TASK OBJECTIVE -> The answer must consist of every line from the entries that holds the word "List".

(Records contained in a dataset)

******

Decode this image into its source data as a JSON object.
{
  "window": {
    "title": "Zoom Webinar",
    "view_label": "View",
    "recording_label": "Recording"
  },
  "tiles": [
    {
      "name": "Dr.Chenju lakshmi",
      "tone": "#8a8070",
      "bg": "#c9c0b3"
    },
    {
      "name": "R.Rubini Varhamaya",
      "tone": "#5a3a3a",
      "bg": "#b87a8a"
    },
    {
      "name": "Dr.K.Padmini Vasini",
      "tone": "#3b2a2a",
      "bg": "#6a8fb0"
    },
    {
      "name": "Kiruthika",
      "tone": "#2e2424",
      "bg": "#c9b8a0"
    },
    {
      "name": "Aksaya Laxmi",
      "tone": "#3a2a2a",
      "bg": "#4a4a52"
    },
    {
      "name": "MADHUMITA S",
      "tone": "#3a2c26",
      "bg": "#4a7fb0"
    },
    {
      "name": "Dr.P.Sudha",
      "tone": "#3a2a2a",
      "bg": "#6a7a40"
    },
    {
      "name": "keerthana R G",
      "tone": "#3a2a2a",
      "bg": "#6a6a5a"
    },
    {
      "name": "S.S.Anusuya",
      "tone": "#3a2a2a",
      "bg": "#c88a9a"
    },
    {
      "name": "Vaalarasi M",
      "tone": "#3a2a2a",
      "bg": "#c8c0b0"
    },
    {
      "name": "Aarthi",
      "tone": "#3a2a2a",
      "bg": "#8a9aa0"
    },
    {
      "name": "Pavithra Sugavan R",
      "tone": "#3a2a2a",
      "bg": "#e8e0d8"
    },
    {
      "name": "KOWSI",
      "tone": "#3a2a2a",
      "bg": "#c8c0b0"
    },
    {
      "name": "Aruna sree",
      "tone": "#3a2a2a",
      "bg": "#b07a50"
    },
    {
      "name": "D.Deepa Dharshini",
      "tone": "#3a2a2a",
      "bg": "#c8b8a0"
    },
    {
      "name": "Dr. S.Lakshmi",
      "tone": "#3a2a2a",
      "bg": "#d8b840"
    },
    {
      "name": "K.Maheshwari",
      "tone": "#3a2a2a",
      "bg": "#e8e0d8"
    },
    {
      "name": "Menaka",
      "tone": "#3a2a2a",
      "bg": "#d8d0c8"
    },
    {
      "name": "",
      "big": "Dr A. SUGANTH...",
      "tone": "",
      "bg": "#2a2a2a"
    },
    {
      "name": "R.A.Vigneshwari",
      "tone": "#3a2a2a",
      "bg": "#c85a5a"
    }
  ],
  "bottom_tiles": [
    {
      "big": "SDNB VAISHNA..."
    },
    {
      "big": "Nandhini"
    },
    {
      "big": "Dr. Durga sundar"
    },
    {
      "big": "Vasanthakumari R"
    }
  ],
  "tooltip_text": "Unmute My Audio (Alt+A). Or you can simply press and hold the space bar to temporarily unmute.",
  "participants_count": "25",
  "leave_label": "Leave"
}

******

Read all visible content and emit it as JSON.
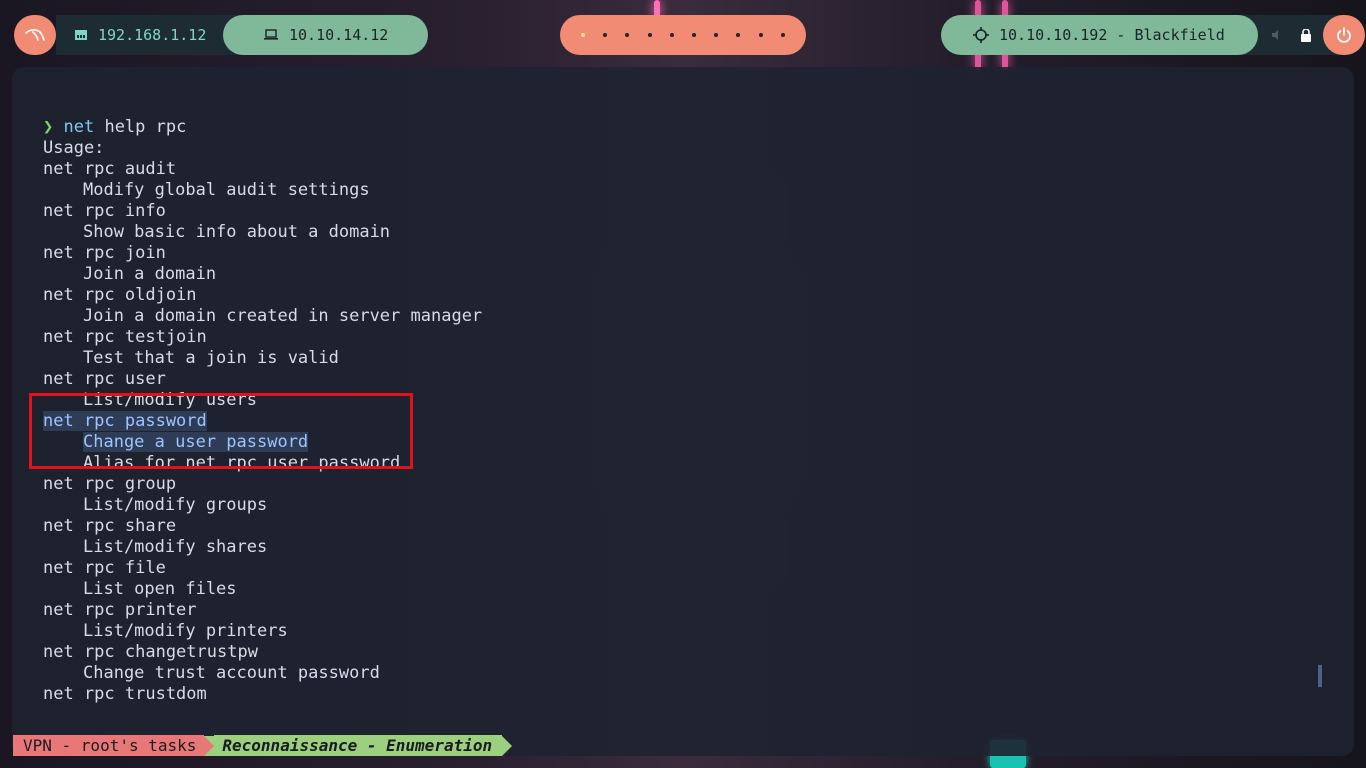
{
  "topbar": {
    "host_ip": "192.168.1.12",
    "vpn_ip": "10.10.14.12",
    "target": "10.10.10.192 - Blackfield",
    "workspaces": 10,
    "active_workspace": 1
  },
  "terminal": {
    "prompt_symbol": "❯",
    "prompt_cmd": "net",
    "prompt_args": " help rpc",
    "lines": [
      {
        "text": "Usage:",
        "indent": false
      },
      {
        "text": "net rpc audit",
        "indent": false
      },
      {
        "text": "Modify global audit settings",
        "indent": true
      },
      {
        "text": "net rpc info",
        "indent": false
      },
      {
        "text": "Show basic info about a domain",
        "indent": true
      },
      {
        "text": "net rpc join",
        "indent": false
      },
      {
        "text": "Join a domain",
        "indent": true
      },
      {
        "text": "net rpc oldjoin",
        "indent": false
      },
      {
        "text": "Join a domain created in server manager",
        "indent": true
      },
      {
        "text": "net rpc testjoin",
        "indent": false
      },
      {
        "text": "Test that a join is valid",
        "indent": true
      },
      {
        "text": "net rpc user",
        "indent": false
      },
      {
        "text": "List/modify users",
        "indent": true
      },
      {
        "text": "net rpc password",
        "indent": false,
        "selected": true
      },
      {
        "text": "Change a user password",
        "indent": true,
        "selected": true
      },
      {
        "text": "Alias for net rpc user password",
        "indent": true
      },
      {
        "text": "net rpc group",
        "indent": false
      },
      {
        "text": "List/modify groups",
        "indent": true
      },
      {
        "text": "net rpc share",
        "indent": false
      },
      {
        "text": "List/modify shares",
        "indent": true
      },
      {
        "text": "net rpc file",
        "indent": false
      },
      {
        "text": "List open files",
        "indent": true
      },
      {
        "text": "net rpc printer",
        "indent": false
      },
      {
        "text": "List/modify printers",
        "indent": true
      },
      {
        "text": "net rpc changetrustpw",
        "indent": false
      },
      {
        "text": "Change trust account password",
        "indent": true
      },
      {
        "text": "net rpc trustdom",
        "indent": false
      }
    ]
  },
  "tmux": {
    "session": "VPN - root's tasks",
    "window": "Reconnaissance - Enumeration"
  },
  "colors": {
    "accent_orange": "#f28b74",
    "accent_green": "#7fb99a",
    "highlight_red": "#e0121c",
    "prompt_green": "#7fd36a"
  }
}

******

TASK ANSWER ->
        "text": "List/modify users",
        "text": "List/modify groups",
        "text": "List/modify shares",
        "text": "List open files",
        "text": "List/modify printers",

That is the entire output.